One of the strengths of telehealth practice is overcoming geographic limitations. However, this aspect raises several legal issues in providing healthcare. For example, although a number of authorities have proposed options to address the issue, licensure and jurisdiction are still problematic in telehealth.45
A second issue arises in the area of reimbursement. Currently, Medicare reimburses the following three telemedicine/telehealth services:
1. remote patient face-to-face services seen via live video conferencing;
2. non-face-to-face services that can be conducted either through live videoconferencing or via "store-and-forward" telecommunication services; and
3. home telehealth services.17
In general, however, there is a lack of universal reimbursement policies among Medicaid and private payers.17 Based on a 2005 national survey of 64 organizations that provide billable telehealth services, 58 percent received reimbursement from private payers, up 5 percent from 2003.46,47 This shows private reimbursement is becoming more common for telehealth services.
Telehealth practice must meet various standards in both the healthcare field (e.g., specific practice standards) and the information and computer technology arena (e.g., wireless network security standard for IEEE 802.11a/b/g). A lack of universal standards has been identified as an issue in telehealth practice.42
However, several professional organizations, such as the American Telemedicine Association (ATA) Special Interest Groups, established specific standards and guidelines for telehealth practices.48 For instance, in 2002, the ATA home telehealth special interest group established Home Telehealth Clinical Guidelines to guide the development and deployment of home telehealth.49 These guidelines include:
definitions of terms used in telehome care;
generic guidelines applied to both interactive home telehealth and telemonitoring;
guidelines specific to the use of interactive home telehealth; and
guidelines specific to the use of telemonitoring.
The costs of establishing and maintaining telehealth services can be high. Various factors affect telehealth costs, including hardware and software, the communication method between the provider and patient, existing network structure and personnel costs.6,43 Although many prior findings showed the effectiveness of telehealth programs on various health outcomes, the cost-effectiveness of telehealth programs remains inconclusive.

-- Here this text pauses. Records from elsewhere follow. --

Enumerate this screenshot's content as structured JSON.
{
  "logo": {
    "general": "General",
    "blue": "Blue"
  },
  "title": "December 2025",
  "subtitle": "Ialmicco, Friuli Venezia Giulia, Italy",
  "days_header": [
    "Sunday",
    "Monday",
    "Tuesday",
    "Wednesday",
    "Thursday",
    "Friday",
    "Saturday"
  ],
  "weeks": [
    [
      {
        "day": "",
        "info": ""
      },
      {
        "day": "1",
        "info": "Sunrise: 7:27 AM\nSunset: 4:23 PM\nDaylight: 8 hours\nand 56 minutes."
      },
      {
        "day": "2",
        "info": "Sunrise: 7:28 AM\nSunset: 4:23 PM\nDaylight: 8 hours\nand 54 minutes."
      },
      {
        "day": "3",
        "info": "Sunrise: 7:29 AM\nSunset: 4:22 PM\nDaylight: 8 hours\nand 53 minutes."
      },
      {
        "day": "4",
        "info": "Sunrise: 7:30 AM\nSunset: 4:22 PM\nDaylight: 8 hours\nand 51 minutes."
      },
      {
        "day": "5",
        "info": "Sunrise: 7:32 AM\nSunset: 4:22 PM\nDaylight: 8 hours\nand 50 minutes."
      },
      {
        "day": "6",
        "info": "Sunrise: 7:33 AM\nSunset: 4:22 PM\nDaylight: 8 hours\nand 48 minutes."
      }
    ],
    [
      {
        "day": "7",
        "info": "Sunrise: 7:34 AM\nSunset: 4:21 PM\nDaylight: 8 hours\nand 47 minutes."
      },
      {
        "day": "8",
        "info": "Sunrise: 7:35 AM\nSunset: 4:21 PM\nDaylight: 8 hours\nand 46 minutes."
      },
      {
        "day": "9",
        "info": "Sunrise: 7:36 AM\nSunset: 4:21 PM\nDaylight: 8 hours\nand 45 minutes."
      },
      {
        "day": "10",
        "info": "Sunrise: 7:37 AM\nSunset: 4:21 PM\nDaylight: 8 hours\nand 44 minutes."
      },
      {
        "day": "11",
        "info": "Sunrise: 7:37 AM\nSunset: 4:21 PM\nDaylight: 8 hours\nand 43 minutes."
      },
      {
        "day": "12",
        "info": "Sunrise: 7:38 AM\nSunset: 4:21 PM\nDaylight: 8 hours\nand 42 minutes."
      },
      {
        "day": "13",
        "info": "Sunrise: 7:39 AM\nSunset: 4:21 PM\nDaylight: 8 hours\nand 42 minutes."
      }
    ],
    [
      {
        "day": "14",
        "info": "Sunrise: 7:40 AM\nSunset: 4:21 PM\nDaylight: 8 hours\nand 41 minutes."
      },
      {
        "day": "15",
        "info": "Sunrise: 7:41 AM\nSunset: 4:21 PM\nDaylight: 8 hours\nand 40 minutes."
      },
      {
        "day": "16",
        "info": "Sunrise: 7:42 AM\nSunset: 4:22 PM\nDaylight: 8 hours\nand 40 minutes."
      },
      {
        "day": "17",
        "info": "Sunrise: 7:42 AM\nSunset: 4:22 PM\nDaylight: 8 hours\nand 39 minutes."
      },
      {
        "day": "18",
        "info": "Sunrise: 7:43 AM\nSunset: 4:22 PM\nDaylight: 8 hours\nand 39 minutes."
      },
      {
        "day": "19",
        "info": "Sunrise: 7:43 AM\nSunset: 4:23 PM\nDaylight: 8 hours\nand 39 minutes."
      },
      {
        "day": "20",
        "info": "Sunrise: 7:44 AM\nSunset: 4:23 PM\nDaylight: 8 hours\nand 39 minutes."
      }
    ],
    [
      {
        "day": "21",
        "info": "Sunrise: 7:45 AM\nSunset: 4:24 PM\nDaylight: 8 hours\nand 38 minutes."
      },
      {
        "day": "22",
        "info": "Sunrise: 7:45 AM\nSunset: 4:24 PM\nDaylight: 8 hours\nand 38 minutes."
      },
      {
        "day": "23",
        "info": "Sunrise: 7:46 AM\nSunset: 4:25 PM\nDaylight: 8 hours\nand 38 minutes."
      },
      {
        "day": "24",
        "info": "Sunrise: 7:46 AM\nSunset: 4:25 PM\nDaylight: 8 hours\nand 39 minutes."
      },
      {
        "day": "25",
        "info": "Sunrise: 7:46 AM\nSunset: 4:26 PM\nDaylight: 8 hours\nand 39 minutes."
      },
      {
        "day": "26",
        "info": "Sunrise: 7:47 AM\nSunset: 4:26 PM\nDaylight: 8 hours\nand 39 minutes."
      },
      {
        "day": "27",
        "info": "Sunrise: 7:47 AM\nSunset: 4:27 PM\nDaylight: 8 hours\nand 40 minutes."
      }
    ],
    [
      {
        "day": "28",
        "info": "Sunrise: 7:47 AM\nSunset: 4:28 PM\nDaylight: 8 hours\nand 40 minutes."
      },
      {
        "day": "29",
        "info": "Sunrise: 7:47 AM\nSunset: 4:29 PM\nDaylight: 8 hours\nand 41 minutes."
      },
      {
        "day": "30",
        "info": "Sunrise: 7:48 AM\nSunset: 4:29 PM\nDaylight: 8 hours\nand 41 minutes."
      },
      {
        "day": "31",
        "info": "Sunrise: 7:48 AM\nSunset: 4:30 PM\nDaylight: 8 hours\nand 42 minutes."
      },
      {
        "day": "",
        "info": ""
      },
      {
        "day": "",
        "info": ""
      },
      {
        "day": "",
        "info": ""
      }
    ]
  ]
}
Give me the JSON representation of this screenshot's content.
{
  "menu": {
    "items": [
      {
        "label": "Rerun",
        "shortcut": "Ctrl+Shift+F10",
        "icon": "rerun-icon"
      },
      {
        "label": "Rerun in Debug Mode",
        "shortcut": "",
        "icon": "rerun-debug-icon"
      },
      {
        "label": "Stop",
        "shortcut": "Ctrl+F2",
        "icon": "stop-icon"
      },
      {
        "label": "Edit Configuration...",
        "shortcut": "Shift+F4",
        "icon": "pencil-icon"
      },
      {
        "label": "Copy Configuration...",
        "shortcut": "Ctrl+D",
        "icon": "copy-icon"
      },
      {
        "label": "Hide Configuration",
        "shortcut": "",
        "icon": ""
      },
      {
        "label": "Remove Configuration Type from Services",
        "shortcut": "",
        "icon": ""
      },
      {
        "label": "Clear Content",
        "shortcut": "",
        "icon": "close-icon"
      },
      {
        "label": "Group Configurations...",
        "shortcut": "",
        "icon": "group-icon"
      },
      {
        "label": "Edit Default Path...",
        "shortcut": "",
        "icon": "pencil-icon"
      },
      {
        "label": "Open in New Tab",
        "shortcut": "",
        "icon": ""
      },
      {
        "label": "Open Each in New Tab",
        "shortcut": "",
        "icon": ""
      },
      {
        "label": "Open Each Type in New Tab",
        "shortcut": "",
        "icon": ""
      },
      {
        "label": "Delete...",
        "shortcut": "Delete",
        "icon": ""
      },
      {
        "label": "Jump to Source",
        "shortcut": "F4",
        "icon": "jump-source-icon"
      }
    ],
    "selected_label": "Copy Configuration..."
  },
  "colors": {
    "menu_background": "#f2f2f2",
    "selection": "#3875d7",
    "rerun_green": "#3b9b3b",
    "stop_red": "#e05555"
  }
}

The history of telehealth is relatively short compared to other clinical disciplines. However, further rapid advancement of telehealth is warranted due to several factors in current healthcare: the rapid advancement of ICT, national emphasis on interoperability of healthcare systems and the growing population of older adults who need chronic disease management.
More nurses will be involved in telehealth directly or indirectly because telemanagement practice will be integrated into the care delivery continuum and most telemanagement programs will be managed by nurses. Therefore, it is important nurses and nursing students learn about telehealth and maintain their competency.

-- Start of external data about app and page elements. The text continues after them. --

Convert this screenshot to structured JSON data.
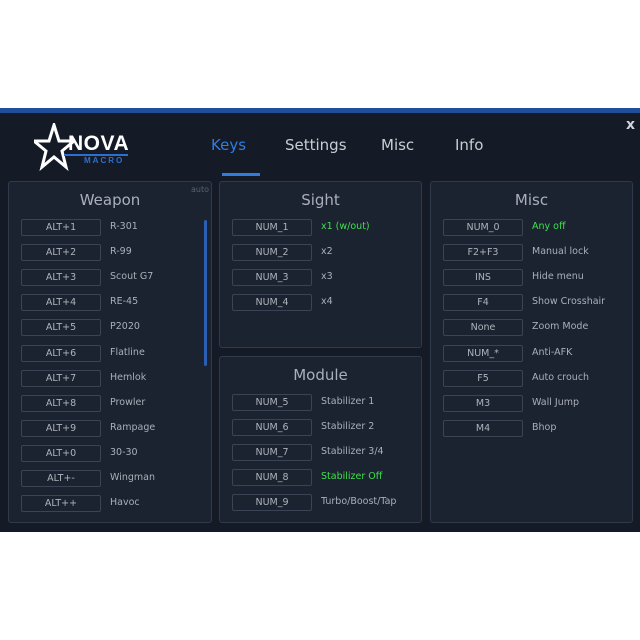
{
  "header": {
    "logo": {
      "name": "NOVA",
      "sub": "MACRO"
    },
    "tabs": [
      {
        "label": "Keys",
        "active": true
      },
      {
        "label": "Settings",
        "active": false
      },
      {
        "label": "Misc",
        "active": false
      },
      {
        "label": "Info",
        "active": false
      }
    ],
    "close_label": "x"
  },
  "weapon": {
    "title": "Weapon",
    "auto_label": "auto",
    "items": [
      {
        "key": "ALT+1",
        "label": "R-301"
      },
      {
        "key": "ALT+2",
        "label": "R-99"
      },
      {
        "key": "ALT+3",
        "label": "Scout G7"
      },
      {
        "key": "ALT+4",
        "label": "RE-45"
      },
      {
        "key": "ALT+5",
        "label": "P2020"
      },
      {
        "key": "ALT+6",
        "label": "Flatline"
      },
      {
        "key": "ALT+7",
        "label": "Hemlok"
      },
      {
        "key": "ALT+8",
        "label": "Prowler"
      },
      {
        "key": "ALT+9",
        "label": "Rampage"
      },
      {
        "key": "ALT+0",
        "label": "30-30"
      },
      {
        "key": "ALT+-",
        "label": "Wingman"
      },
      {
        "key": "ALT++",
        "label": "Havoc"
      }
    ]
  },
  "sight": {
    "title": "Sight",
    "items": [
      {
        "key": "NUM_1",
        "label": "x1 (w/out)",
        "highlight": true
      },
      {
        "key": "NUM_2",
        "label": "x2"
      },
      {
        "key": "NUM_3",
        "label": "x3"
      },
      {
        "key": "NUM_4",
        "label": "x4"
      }
    ]
  },
  "module": {
    "title": "Module",
    "items": [
      {
        "key": "NUM_5",
        "label": "Stabilizer 1"
      },
      {
        "key": "NUM_6",
        "label": "Stabilizer 2"
      },
      {
        "key": "NUM_7",
        "label": "Stabilizer 3/4"
      },
      {
        "key": "NUM_8",
        "label": "Stabilizer Off",
        "highlight": true
      },
      {
        "key": "NUM_9",
        "label": "Turbo/Boost/Tap"
      }
    ]
  },
  "misc": {
    "title": "Misc",
    "items": [
      {
        "key": "NUM_0",
        "label": "Any off",
        "highlight": true
      },
      {
        "key": "F2+F3",
        "label": "Manual lock"
      },
      {
        "key": "INS",
        "label": "Hide menu"
      },
      {
        "key": "F4",
        "label": "Show Crosshair"
      },
      {
        "key": "None",
        "label": "Zoom Mode"
      },
      {
        "key": "NUM_*",
        "label": "Anti-AFK"
      },
      {
        "key": "F5",
        "label": "Auto crouch"
      },
      {
        "key": "M3",
        "label": "Wall Jump"
      },
      {
        "key": "M4",
        "label": "Bhop"
      }
    ]
  },
  "colors": {
    "accent": "#2f7de0",
    "highlight": "#3fe04c",
    "background": "#151b26"
  }
}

References for this article can be accessed at www.advanceweb.com/nurses. Click on References on the left navigation bar under Education.
Eun-Shim Nahm is an assistant professor at the University of Maryland School of Nursing, Baltimore.